Allow me to set the scene for those of you who foolishly don’t have this memory imprinted on your medial temporal lobe like myself: The then-19-year-old starlet appears on stage in bedazzled boy shorts and a green chiffon scarf that functions as a bra. She is in a cage with a tiger who is either animatronic or heavily sedated. Meanwhile, a dancer painted in chrome hangs from the rafters with a 25-pound snake draped over her shoulders. Flash forward to Britney Spears singing the romantic hook — “Baby, don’t you want to dance up on me” — as the chrome danseuse passes off the python, who is nicknamed Banana, to our pop princess like a seven-foot-long leathery baton. Britney doesn’t flinch. (I assume because her performing instincts quell any fight-or-flight response.) She then proceeds to do not one but three twirls with the snake resting on her shoulders, even dipping before the audience to let them touch the hem of Banana. She does all this for four eight-counts before handing Banana to a man wearing zebra-print culottes and returning to a synchronized dance sequence, all without missing a step. And, as if Britney Spears hasn’t already given the culture enough, she races up a towering platform in time to pose on-cue to the ending lyric: “It’s like that.” And, guess what, it really is like that!

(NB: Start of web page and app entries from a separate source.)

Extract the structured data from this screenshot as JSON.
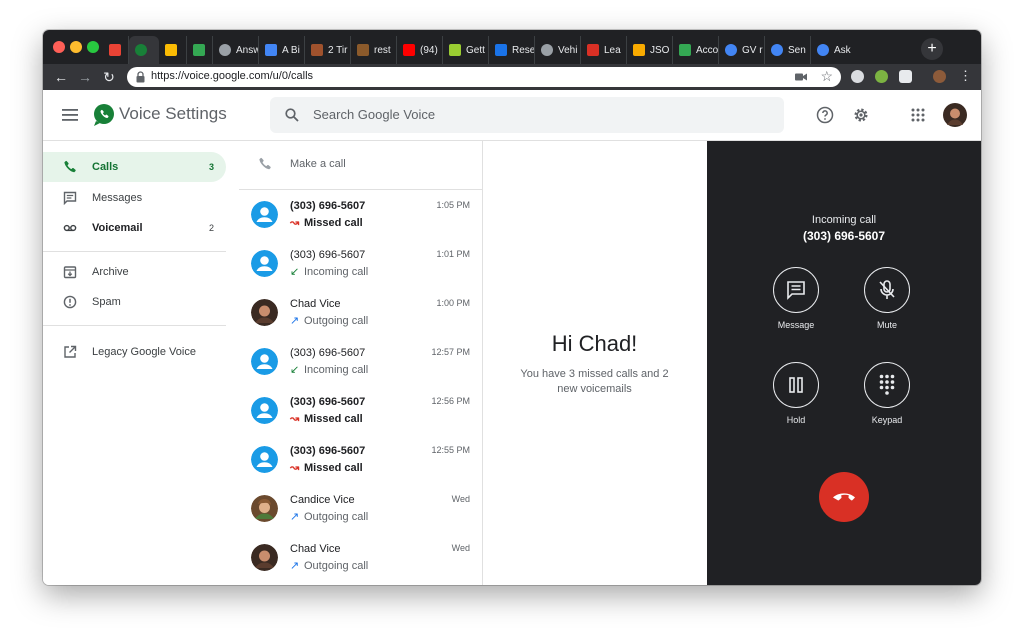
{
  "browser": {
    "tabs": [
      {
        "label": "",
        "color": "#ea4335"
      },
      {
        "label": "",
        "color": "#188038",
        "active": true
      },
      {
        "label": "",
        "color": "#fbbc04"
      },
      {
        "label": "",
        "color": "#34a853"
      },
      {
        "label": "Answ",
        "color": "#9aa0a6"
      },
      {
        "label": "A Bi",
        "color": "#4285f4"
      },
      {
        "label": "2 Tir",
        "color": "#a0522d"
      },
      {
        "label": "rest",
        "color": "#8b5a2b"
      },
      {
        "label": "(94)",
        "color": "#ff0000"
      },
      {
        "label": "Gett",
        "color": "#9acd32"
      },
      {
        "label": "Rese",
        "color": "#1a73e8"
      },
      {
        "label": "Vehi",
        "color": "#9aa0a6"
      },
      {
        "label": "Lea",
        "color": "#d93025"
      },
      {
        "label": "JSO",
        "color": "#f9ab00"
      },
      {
        "label": "Acco",
        "color": "#34a853"
      },
      {
        "label": "GV r",
        "color": "#4285f4"
      },
      {
        "label": "Sen",
        "color": "#4285f4"
      },
      {
        "label": "Ask",
        "color": "#4285f4"
      }
    ],
    "new_tab": "+",
    "url": "https://voice.google.com/u/0/calls"
  },
  "header": {
    "title": "Voice Settings",
    "search_placeholder": "Search Google Voice"
  },
  "sidebar": {
    "items": [
      {
        "label": "Calls",
        "count": "3"
      },
      {
        "label": "Messages",
        "count": ""
      },
      {
        "label": "Voicemail",
        "count": "2"
      },
      {
        "label": "Archive",
        "count": ""
      },
      {
        "label": "Spam",
        "count": ""
      },
      {
        "label": "Legacy Google Voice",
        "count": ""
      }
    ]
  },
  "calls": {
    "make_call_label": "Make a call",
    "items": [
      {
        "name": "(303) 696-5607",
        "status": "Missed call",
        "time": "1:05 PM"
      },
      {
        "name": "(303) 696-5607",
        "status": "Incoming call",
        "time": "1:01 PM"
      },
      {
        "name": "Chad Vice",
        "status": "Outgoing call",
        "time": "1:00 PM"
      },
      {
        "name": "(303) 696-5607",
        "status": "Incoming call",
        "time": "12:57 PM"
      },
      {
        "name": "(303) 696-5607",
        "status": "Missed call",
        "time": "12:56 PM"
      },
      {
        "name": "(303) 696-5607",
        "status": "Missed call",
        "time": "12:55 PM"
      },
      {
        "name": "Candice Vice",
        "status": "Outgoing call",
        "time": "Wed"
      },
      {
        "name": "Chad Vice",
        "status": "Outgoing call",
        "time": "Wed"
      }
    ]
  },
  "welcome": {
    "greeting": "Hi Chad!",
    "summary": "You have 3 missed calls and 2 new voicemails"
  },
  "incoming_call": {
    "title": "Incoming call",
    "number": "(303) 696-5607",
    "buttons": [
      {
        "label": "Message",
        "icon": "message-icon"
      },
      {
        "label": "Mute",
        "icon": "mic-off-icon"
      },
      {
        "label": "Hold",
        "icon": "pause-icon"
      },
      {
        "label": "Keypad",
        "icon": "dialpad-icon"
      }
    ],
    "hangup_icon": "call-end-icon"
  },
  "colors": {
    "accent_green": "#188038",
    "missed_red": "#d93025",
    "panel_dark": "#202124",
    "avatar_blue": "#1a9be6"
  }
}
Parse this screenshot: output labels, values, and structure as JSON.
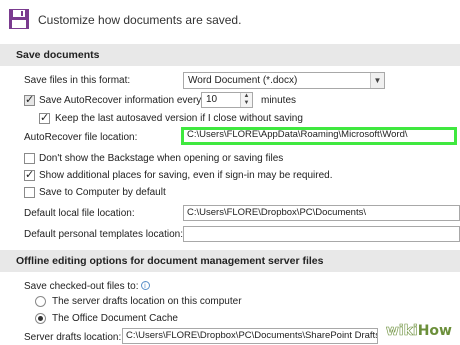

I transcribed this from memory because I’ve been thinking about this moment in pop history every single day for the last 17 years, 6 months, and 19 days (rolling!). Feel free to fact-check me on this, but I know my Britney Jean Spears iconography like I know myself. And not since the Garden of Eden has there been a more famous snake. I have grown to appreciate that this is the most iconic animal performance since Air Bud double-dribbled his way into America’s heart. It rocks me to my core to know that Banana is somewhere surrounded by other working Burmese pythons who don’t know or appreciate what she did on that VMA stage. According to the snake’s former trainer, Mike Hano, the legendary python is still alive, spanning 15 feet and weighing more than 100 pounds (our girl is thicc). And while she may have faded into obscurity after her brief 15 minutes of fame, her presence inspired thousands of Britney imitation costumes as well as, I assume, an uptick in python purchases in Floridian pet stores.

On a more personal level, that yellow baby Burmese python changed my life forever. I was in the third grade when I first saw her performance. As someone growing up in a deeply religious household, I was forbidden from listening to any music that wasn’t recorded by the VeggieTales. Yet I was drawn to Britney Spears like Jesus was drawn to unisex sandals, because she represented everything I wasn’t — rhythmic, worldly, a white woman. Now, I have pledged to live my days as a pop star, even going as far as having recording several singles (stream “Make It Clap for Democracy“). I’ve even attempted to rent Banana on several occasions for my live performances, much to literally every venue owner’s chagrin. And, as if navigating New York health codes weren’t difficult enough, Hano informed me that Banana has recently suffered third-degree burns and has changed owners multiple times in the last few years because no one respects her worth (my words, not his).

Yet I persist on my journey to make my childhood hero, Britney Spears, proud. And if you’re wondering why? Because at 8 years old, I saw Britney Spears — and Banana — commit to doing the impossible to put on a fantastic show. And while in retrospect Britney swears she was terrified of the snake and would never put herself through the experience again, I have committed to living fearlessly and processing the imminent danger I’ve put myself in after the fact. That’s the Britney way, and that’s the Banana way.

I Think About Britney Spears’s 2001 VMAs Performance a Lot